This is part of the grateful series.
My Mom does a lot in the house.
She’s a 1st generation immigrant who began assimilating into North-American culture at 14.
Traditionally, South-Asian women have been expected to run the household, while men were the primary breadwinners. This is, obviously, an outdated cultural tradition. But, that doesn’t mean she was exempt from it.
An unfortunate byproduct of growing up as a first generation is the interplay between her two cultures. One on end, she was expected to go to university and work, much like the other North American kids her age. In parallel, she inherited the traditional culture to support the entire house.
As such, her day-to-day consists of a two full-time jobs.
As I observe my Mom in her day-to-day, I’ve learned a few things. Her grit and persistence in being able to do it all sprouts in her unconditional love for us. I aspire to have this love for my own kids, one day.
Her prioritization of the self is close to zero, for everyone’s priorities live above hers.
I frequently tell her that she needs to learn to be more selfish. I think the best way to be available to others is to first make sure you’re in the best shape. Whether that means physically, mentally, or emotionally: spend time on yourselves so you can be there for others long term.
Now, I know, this sounds super hypocritical; I preach to my Mom that she should spend time on herself, but the obvious rebuttal to it all is: she doesn’t have time.
That leads me to this process.
The motivation behind this process is multi-fold; I try to lay out the reasoning below.
Growing up in a South Asian household, my Mom wouldn’t dare make me do chores. Well, not entirely, but it isn’t far from the truth. It appears this ideology is also deeply rooted in her raising and the culture in the ancestral line.
It may be cultural, but I think a large component is her inability to stomach offloading work to her kids. I think her motherly instinct still views me as a child, someone who is entirely dependent and incapable of helping.
As a kid, I thought this was great. As I’ve grown, I’ve noticed this as problematic for a few reasons.
I’ve been invested in this process for the last few years. I believe the start of manhood is the desire for responsibility. I want to do all the physical work in the house and alleviate as much as I can off of my parents.
In the last year I’ve slowly taken ownership over my own food. I prepare most of my meals for the week. I think I’ve solidified process there, so it’s time to look for new opportunities.
Having been at home for sustained periods of time, my Mom has been cleaning more dishes.
I decided I can help out in that department.
Now, here’s where process comes in. Creating new habits is hard. If I decide that “I’m going to do the dishes from now on”, it simply won’t work. We’re human, so the first sight of adversity is often the exit of motivation.
Instead, I try to devise process to be there when my motivation isn’t. Process to ensure I stick with it, even when I’m not inclined to.
So, here’s the process I’ve developed.
I’ve put aside a single plate, a single bowl, a single spoon, a single knife and a single fork.

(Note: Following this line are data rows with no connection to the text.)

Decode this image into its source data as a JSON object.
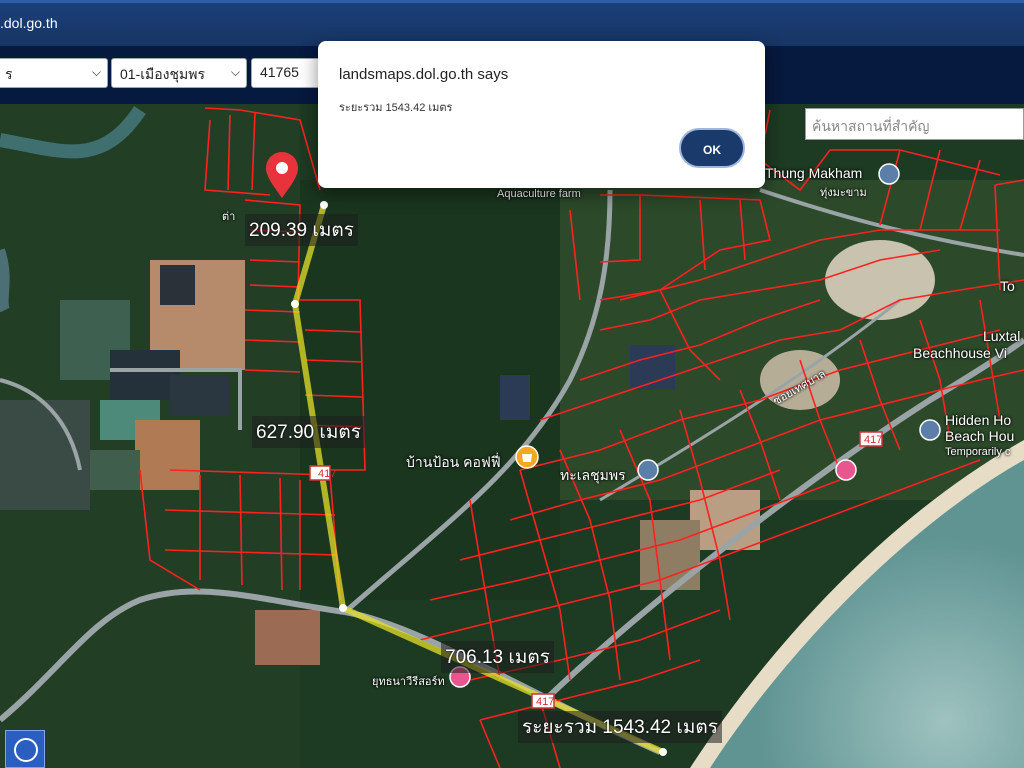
{
  "browser": {
    "url": ".dol.go.th"
  },
  "toolbar": {
    "province_select": "ร",
    "district_select": "01-เมืองชุมพร",
    "parcel_input": "41765"
  },
  "search": {
    "placeholder": "ค้นหาสถานที่สำคัญ"
  },
  "dialog": {
    "title": "landsmaps.dol.go.th says",
    "message": "ระยะรวม 1543.42 เมตร",
    "ok_label": "OK"
  },
  "measurements": {
    "segment_1": "209.39 เมตร",
    "segment_2": "627.90 เมตร",
    "segment_3": "706.13 เมตร",
    "total": "ระยะรวม 1543.42 เมตร"
  },
  "map_labels": {
    "aquaculture": "Aquaculture farm",
    "thung_makham": "Thung Makham",
    "thung_makham_th": "ทุ่งมะขาม",
    "luxtal": "Luxtal",
    "luxtal_beachhouse": "Beachhouse Vi",
    "hidden": "Hidden Ho",
    "hidden_beach": "Beach Hou",
    "temporarily": "Temporarily c",
    "cafe": "บ้านป้อน คอฟฟี่",
    "sea": "ทะเลชุมพร",
    "to": "To",
    "road_sign": "ซอยเทศบาล",
    "route_417": "417",
    "resort": "ยุทธนาวีรีสอร์ท",
    "marker_label": "ต่า"
  },
  "colors": {
    "parcel": "#ff2020",
    "route": "#e6e02a",
    "marker": "#e8323c",
    "topbar": "#1b3f7a",
    "toolbar": "#06193e",
    "ok_button": "#1a3a6b"
  },
  "icons": {
    "location_marker": "map-pin-icon",
    "cafe_marker": "coffee-pin-icon",
    "sea_marker": "place-pin-icon",
    "hotel_marker": "hotel-pin-icon",
    "tool": "circle-tool-icon"
  }
}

I’ll eat using only these particular utensils.
Unless I decide to eat using dirty dishes, the idea is simple. Wash the dishes after use, or before next use.
Thus far, I’ve been able to wash everything immediately. The process seems to have stuck, and it’s quite painless.

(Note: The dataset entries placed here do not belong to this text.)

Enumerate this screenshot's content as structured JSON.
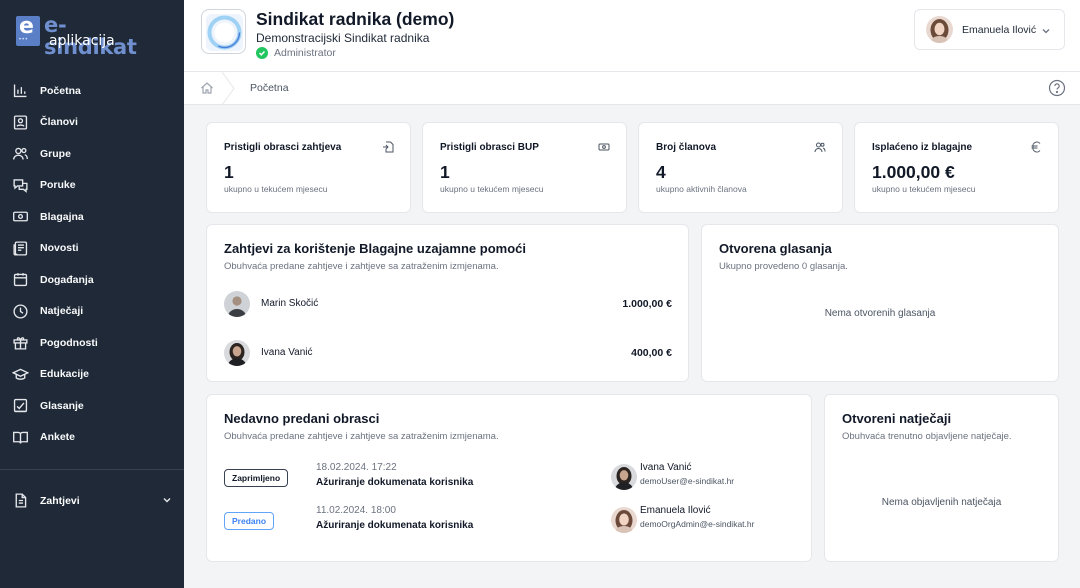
{
  "app": {
    "logo_main": "e-sindikat",
    "logo_sub": "aplikacija"
  },
  "sidebar": {
    "items": [
      {
        "label": "Početna",
        "icon": "chart-bars-icon"
      },
      {
        "label": "Članovi",
        "icon": "id-card-icon"
      },
      {
        "label": "Grupe",
        "icon": "users-icon"
      },
      {
        "label": "Poruke",
        "icon": "chat-icon"
      },
      {
        "label": "Blagajna",
        "icon": "banknote-icon"
      },
      {
        "label": "Novosti",
        "icon": "newspaper-icon"
      },
      {
        "label": "Događanja",
        "icon": "calendar-icon"
      },
      {
        "label": "Natječaji",
        "icon": "clock-icon"
      },
      {
        "label": "Pogodnosti",
        "icon": "gift-icon"
      },
      {
        "label": "Edukacije",
        "icon": "graduation-cap-icon"
      },
      {
        "label": "Glasanje",
        "icon": "vote-icon"
      },
      {
        "label": "Ankete",
        "icon": "book-open-icon"
      }
    ],
    "requests": {
      "label": "Zahtjevi",
      "icon": "document-icon"
    }
  },
  "header": {
    "org_name": "Sindikat radnika (demo)",
    "org_subtitle": "Demonstracijski Sindikat radnika",
    "role": "Administrator",
    "user_name": "Emanuela Ilović"
  },
  "breadcrumb": {
    "current": "Početna"
  },
  "stats": [
    {
      "title": "Pristigli obrasci zahtjeva",
      "value": "1",
      "sub": "ukupno u tekućem mjesecu",
      "icon": "file-import-icon"
    },
    {
      "title": "Pristigli obrasci BUP",
      "value": "1",
      "sub": "ukupno u tekućem mjesecu",
      "icon": "banknote-icon"
    },
    {
      "title": "Broj članova",
      "value": "4",
      "sub": "ukupno aktivnih članova",
      "icon": "users-icon"
    },
    {
      "title": "Isplaćeno iz blagajne",
      "value": "1.000,00 €",
      "sub": "ukupno u tekućem mjesecu",
      "icon": "euro-icon"
    }
  ],
  "requests_panel": {
    "title": "Zahtjevi za korištenje Blagajne uzajamne pomoći",
    "subtitle": "Obuhvaća predane zahtjeve i zahtjeve sa zatraženim izmjenama.",
    "rows": [
      {
        "name": "Marin Skočić",
        "amount": "1.000,00 €"
      },
      {
        "name": "Ivana Vanić",
        "amount": "400,00 €"
      }
    ]
  },
  "voting_panel": {
    "title": "Otvorena glasanja",
    "subtitle": "Ukupno provedeno 0 glasanja.",
    "empty": "Nema otvorenih glasanja"
  },
  "forms_panel": {
    "title": "Nedavno predani obrasci",
    "subtitle": "Obuhvaća predane zahtjeve i zahtjeve sa zatraženim izmjenama.",
    "rows": [
      {
        "status": "Zaprimljeno",
        "date": "18.02.2024. 17:22",
        "title": "Ažuriranje dokumenata korisnika",
        "user": "Ivana Vanić",
        "email": "demoUser@e-sindikat.hr"
      },
      {
        "status": "Predano",
        "date": "11.02.2024. 18:00",
        "title": "Ažuriranje dokumenata korisnika",
        "user": "Emanuela Ilović",
        "email": "demoOrgAdmin@e-sindikat.hr"
      }
    ]
  },
  "tenders_panel": {
    "title": "Otvoreni natječaji",
    "subtitle": "Obuhvaća trenutno objavljene natječaje.",
    "empty": "Nema objavljenih natječaja"
  },
  "colors": {
    "sidebar_bg": "#1f2937",
    "logo_blue": "#5b7fc7",
    "success": "#22c55e",
    "info": "#3b82f6"
  }
}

I’ve added at most 3 to 4 minutes of latency to the mealtime, and I’ve been able to alleviate my Mom of a non-trivial amount of dishes per day.
We often get used to the roles in a relationship and how they’re defined. Living in my house, I’ve never thought to question responsibilities and how they’re divided.

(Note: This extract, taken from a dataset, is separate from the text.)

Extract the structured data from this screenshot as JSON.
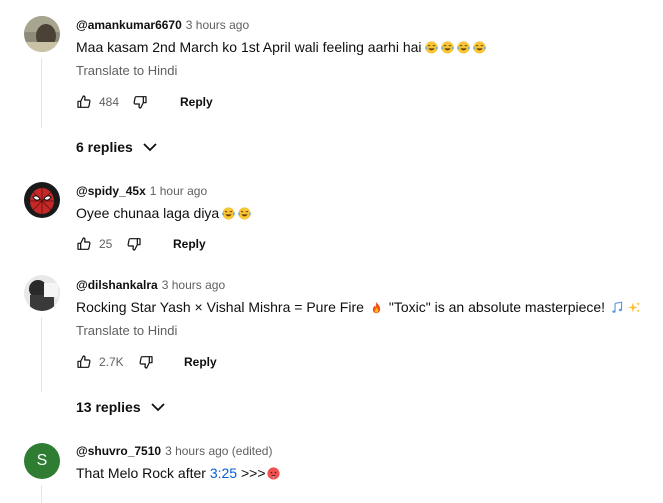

Overtime, the responsibilities are cemented and everyone expects things to remain the same. This is problematic when you have someone like my Mom, who would end up taking on more responsibility if it meant her kids didn’t need to do anything.
Parenting is such an interesting stage of life. Her love is so immense that she’s willing to take on all this responsibility. She may not realize that her doing this is less beneficial to our long-term growth. That’s the paradox of parenting, sometimes the best thing for your kids is tough-love –– maybe?
Another example, for instance, is in a relationship between two people. One person is often deemed the driver. This is a responsibility, and ideally, should be shared. It’s taxing on the individual.
Action: Take the time out of your day to question how the responsibilities in your relationships are divided. Try to improve the status quo.